They were also protesting in hopes of getting more information on what led up to the shooting. The sheriff's office was also present, to make sure both protesters and the community stayed safe.

Fitzgerald posted publicly on Facebook Wednesday saying, "Due to the threats of violence and the overall disregard for others rights that have been associated with this vigil, I will not be attending. I want Midnite's passing to be a peaceful vehicle for change within the system. There has been enough hurt."

The police chief says he would like to help the veteran get another service dog.

"I don't blame him for being upset that his dog was killed. That's gotta be an awful thing for a person who has served our country, and then been through what he's been through. I feel for him. I've been praying for him," Brewer said.

In a video interview, owner says his dog "loves chasing cats" and was just trying to "play" when it jumped on top of his neighbor's tiny dog which started "screeching"
He darted out my door, chasing a rabbit, cat whatever it was. Ran down the road to the neighbors... ran faster than I did obviously I heard a little dog barking, screeching, whatever... so i was hollering out its name by the time i got to its house he had already come back towards me. so i led him over to the house... went back over to the house where he was at.. talking to dog's owner she was holding dog. basically in my opinion, was midnight likes to 'play with small dogs'... the dog was "emotionally upset you could tell". I apologize he doesn't do this but he must've seen a cat. HE LOVES CHASING CATS..."


According to police, Midnite bit Fitzgerald's 16-year-old nephew in 2016, sending him to the hospital where family members say he received stitches after the dog "ripped his face up good". Police did not know about that incident until after Midnite was killed.


One article says:
Fitzgerald said that Midnite went through training and became a certified ADA service dog through Family Dog Training and Behavioral Center. They confirmed the dog was trained there, passed all necessary tests and did not show any aggression. The trainer said that because Midnite was a German Shepherd, it's not uncommon for them to protect their home.
However, a second article says:
The Valley Center trainer described the dog as “an alpha male,” “territorial” and “very protective"

The Americans with Disabilities Act says there is NO certification to become an "ADA Certified Dog"
Does the ADA require that service animals be certified as service animals?
No. Covered entities may not require documentation, such as proof that the animal has been certified, trained, or licensed as a service animal, as a condition for entry.

There are individuals and organizations that sell service animal certification or registration documents online. These documents do not convey any rights under the ADA and the Department of Justice does not recognize them as proof that the dog is a service animal.

In my opinion this dog was not a legitimate service dog. Remember, because the "Family Dog Training and Behavioral Center" told Fitzgerald he had a trained service dog, he was allowed to take it anywhere -- to the movies, to a restaurant, to the grocery store, on an airplane, to the library.
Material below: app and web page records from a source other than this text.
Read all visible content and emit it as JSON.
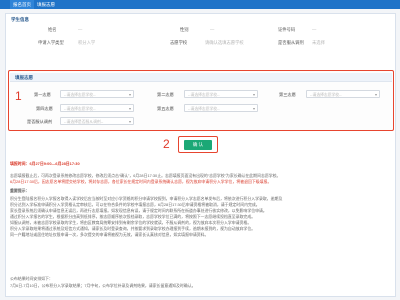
{
  "tabs": [
    "报名首页",
    "填报志愿"
  ],
  "student_info": {
    "title": "学生信息",
    "fields": [
      {
        "label": "姓名",
        "value": "—"
      },
      {
        "label": "性别",
        "value": "—"
      },
      {
        "label": "证件号码",
        "value": "—"
      },
      {
        "label": "申请入学类型",
        "value": "积分入学"
      },
      {
        "label": "志愿学校",
        "value": "请确认选填志愿学校"
      },
      {
        "label": "是否服从调剂",
        "value": "未选择"
      }
    ]
  },
  "choices": {
    "title": "填报志愿",
    "placeholder": "--请选择志愿学校--",
    "first": "第一志愿",
    "second": "第二志愿",
    "third": "第三志愿",
    "fourth": "第四志愿",
    "fifth": "第五志愿",
    "sixth": "第六志愿",
    "adjust": "是否服从调剂",
    "adjust_placeholder": "--请选择是否服从调剂--"
  },
  "markers": {
    "one": "1",
    "two": "2"
  },
  "submit_label": "确 认",
  "notice": {
    "time": "填报时间：6月27日9:00—6月28日17:30",
    "lines": [
      "志愿填报截止后，可再次登录系统修改志愿学校，修改后须点击“确认”，6月28日17:30止。志愿填报页面没有出现的“志愿学校”为家长确认在此期间志愿学校。",
      "6月28日17:30后，因志愿名单将提交给学校，将封存志愿，各位家长在规定时间内登录系统确认志愿，视为放弃申请积分入学学位，将被退回下级填报。",
      "重要提示：",
      "积分生登陆报名积分入学报名取得入读学校后应当按时至对应小学资格的积分申请学校报到，申请积分入学志愿名单发布后，将依次进行积分入学录取，逾期及",
      "积分达到入学标准申请积分入学资格认定审核后，可以在符合条件的学校中填报志愿，6月28日17:30后申请资格将被取消，请于规定时间内完成。",
      "家长登录系统后须确认申请信息无误后，再进行志愿填报。如发现信息有误，请于规定时间内联系所在街道办事处进行核实修改，以免影响学位申请。",
      "通过积分入学报名的学生，根据积分由高到低排序，按志愿顺序依次投档录取，志愿学校学位已满的，将按照下一志愿继续投档直至录取完成。",
      "如服从调剂，未被志愿学校录取的学生，将由区教育局统筹安排到有剩余学位的学校就读，不服从调剂的，视为放弃本次积分入学申请资格。",
      "积分入学录取结果将通过系统及短信方式通知，请家长及时登录查询，并按要求到录取学校办理报到手续，逾期未报到的，视为自动放弃学位。",
      "同一户籍地址或居住地址仅限申请一次，多次提交的申请将被视为无效，请家长认真核对信息，如实填报申请资料。",
      "",
      "公布结果时间安排如下：",
      "7月6日-7月10日，公布积分入学录取结果；7月中旬，公布学位补录及调剂结果，请家长留意通知及时确认。"
    ]
  },
  "colors": {
    "brand": "#1f73c8",
    "highlight": "#e7452f",
    "submit": "#1ba876",
    "notice_red": "#d93b2b"
  }
}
Think how many opportunities this dog was around children and could have attacked? High prey drive animals often see children as prey.

(KWCH - April 19, 2017)